Cryptocurrency has come a long way since its humble beginnings in the early 2000s. The first decentralized digital currency, Bitcoin, was created in 2009 by an individual or group of individuals using the pseudonym Satoshi Nakamoto.
Bitcoin was designed to be a peer-to-peer electronic cash system, with transactions recorded on a decentralized public ledger called the blockchain. The blockchain is a decentralized ledger that records all transactions on the network and is maintained by a network of computers, rather than a central authority.
Bitcoin’s success sparked the creation of many other cryptocurrencies, including Litecoin, Ripple, and Ethereum. These new cryptocurrencies were created to address specific issues with Bitcoin, such as transaction speed and scalability. Ethereum, for example, introduced the concept of smart contracts, which are self-executing contracts with the terms of the agreement written directly into code.
In the early days of cryptocurrency, the market was largely unregulated and the value of cryptocurrencies was highly volatile. However, as the market has grown and matured, governments and financial institutions have begun to take notice. Many countries have started to regulate cryptocurrency and some central banks are even exploring the possibility of creating their own digital currencies.
Despite the increased regulation, the cryptocurrency market has continued to grow. The total market capitalization of all cryptocurrencies has grown from a few million dollars in 2010 to over $1 trillion in 2021.

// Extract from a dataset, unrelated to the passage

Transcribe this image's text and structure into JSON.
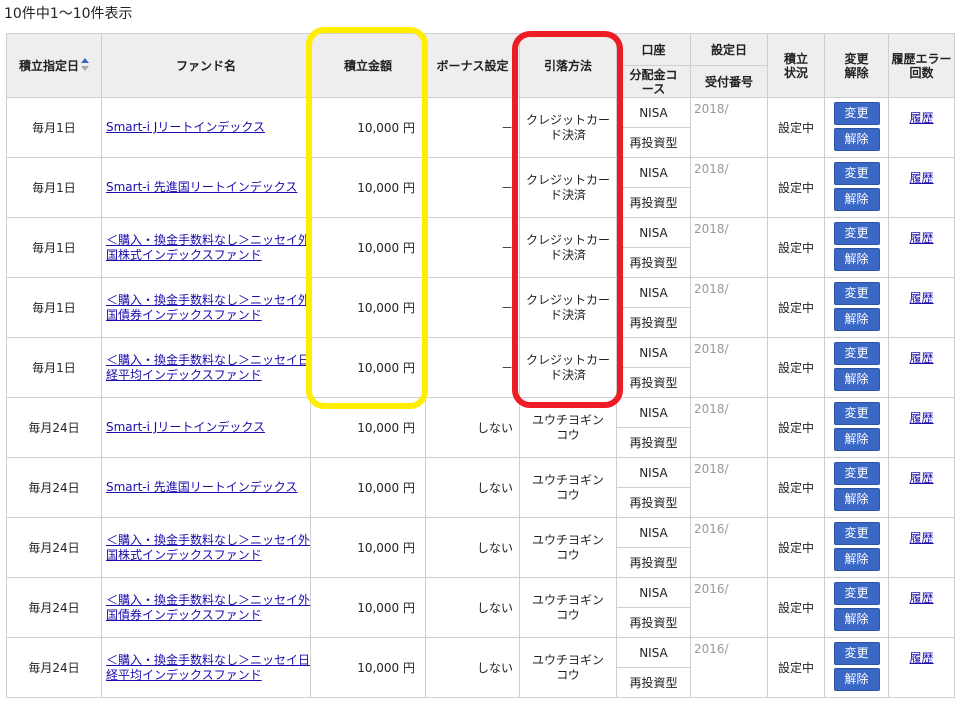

While the future of cryptocurrency is uncertain, one thing is certain: it has forever changed the way we think about money and the potential for decentralized systems. It has sparked a global conversation about the role of technology in finance and the potential for decentralized systems to disrupt traditional financial institutions. As the technology continues to evolve and more people become familiar with it, it is likely that we will see even more innovation and disruption in the coming years.